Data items
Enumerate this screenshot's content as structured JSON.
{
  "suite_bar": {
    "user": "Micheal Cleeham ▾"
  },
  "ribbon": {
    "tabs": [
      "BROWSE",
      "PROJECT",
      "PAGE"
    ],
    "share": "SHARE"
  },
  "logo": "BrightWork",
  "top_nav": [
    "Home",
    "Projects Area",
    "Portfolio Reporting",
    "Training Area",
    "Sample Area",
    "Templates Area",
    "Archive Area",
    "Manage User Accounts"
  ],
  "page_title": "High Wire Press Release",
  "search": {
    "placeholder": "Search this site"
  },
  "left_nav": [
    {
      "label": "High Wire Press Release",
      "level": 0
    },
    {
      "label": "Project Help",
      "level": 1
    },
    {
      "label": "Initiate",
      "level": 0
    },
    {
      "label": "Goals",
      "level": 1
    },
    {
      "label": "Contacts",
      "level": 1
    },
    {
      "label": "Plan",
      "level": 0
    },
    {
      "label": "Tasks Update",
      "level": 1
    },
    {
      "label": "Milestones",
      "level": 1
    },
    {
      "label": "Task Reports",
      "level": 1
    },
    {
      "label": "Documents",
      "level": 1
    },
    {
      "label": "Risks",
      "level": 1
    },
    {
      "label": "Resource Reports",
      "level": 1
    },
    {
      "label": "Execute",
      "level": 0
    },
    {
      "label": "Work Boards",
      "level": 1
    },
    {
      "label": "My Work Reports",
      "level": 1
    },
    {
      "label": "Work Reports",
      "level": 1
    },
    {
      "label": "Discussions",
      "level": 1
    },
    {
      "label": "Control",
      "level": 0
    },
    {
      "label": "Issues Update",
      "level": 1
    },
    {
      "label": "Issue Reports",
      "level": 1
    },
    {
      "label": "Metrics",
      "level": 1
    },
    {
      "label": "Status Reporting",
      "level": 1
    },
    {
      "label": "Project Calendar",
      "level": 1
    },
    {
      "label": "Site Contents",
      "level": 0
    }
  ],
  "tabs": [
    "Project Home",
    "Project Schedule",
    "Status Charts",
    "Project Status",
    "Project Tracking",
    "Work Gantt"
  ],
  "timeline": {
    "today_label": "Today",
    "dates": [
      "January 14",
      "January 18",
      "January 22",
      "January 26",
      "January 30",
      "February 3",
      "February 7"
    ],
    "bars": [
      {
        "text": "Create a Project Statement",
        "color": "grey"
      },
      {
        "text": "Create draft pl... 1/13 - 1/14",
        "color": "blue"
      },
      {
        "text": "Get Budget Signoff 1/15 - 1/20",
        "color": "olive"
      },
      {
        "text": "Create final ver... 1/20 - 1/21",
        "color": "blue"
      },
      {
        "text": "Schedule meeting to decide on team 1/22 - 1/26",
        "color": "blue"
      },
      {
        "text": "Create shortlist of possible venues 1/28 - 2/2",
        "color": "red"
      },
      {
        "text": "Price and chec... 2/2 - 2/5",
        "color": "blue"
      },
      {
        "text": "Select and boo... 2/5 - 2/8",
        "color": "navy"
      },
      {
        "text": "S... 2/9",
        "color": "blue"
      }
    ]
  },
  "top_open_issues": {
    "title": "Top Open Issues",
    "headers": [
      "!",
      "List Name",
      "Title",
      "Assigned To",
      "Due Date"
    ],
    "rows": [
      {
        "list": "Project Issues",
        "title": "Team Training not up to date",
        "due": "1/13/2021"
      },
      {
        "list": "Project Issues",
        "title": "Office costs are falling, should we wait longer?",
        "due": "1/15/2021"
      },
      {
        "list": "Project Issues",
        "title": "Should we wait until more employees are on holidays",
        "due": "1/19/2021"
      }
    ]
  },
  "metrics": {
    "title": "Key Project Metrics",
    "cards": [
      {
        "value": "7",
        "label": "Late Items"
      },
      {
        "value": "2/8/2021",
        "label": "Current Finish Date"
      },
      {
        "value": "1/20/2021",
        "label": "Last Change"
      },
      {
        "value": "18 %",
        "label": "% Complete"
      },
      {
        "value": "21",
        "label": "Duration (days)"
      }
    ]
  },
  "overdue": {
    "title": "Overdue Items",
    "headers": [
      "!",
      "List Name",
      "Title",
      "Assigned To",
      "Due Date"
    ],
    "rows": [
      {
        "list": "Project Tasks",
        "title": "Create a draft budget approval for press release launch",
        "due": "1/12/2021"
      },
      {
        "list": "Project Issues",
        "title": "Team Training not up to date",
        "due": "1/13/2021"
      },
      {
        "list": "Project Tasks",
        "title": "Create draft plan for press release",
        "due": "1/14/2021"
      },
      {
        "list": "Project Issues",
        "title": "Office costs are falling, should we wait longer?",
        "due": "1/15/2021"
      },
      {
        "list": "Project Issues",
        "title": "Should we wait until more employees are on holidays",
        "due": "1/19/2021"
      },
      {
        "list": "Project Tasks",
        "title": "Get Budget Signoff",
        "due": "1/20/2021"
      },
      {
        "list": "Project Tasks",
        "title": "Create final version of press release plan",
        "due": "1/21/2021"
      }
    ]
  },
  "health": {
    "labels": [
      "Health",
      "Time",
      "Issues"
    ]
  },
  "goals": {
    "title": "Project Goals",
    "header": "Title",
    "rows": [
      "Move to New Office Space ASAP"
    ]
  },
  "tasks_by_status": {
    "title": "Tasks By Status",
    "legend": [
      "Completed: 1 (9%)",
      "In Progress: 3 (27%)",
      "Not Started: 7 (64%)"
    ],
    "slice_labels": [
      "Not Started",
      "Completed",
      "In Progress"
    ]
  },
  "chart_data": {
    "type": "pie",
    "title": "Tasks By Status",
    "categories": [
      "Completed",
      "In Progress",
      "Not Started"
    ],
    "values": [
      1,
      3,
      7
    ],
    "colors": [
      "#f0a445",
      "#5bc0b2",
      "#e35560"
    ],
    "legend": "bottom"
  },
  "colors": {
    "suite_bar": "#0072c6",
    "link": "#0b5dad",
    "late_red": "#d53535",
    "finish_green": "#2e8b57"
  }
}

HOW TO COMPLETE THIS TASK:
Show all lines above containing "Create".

TASK RESPONSE:
        "text": "Create a Project Statement",
        "text": "Create draft pl... 1/13 - 1/14",
        "text": "Create final ver... 1/20 - 1/21",
        "text": "Create shortlist of possible venues 1/28 - 2/2",
        "title": "Create a draft budget approval for press release launch",
        "title": "Create draft plan for press release",
        "title": "Create final version of press release plan",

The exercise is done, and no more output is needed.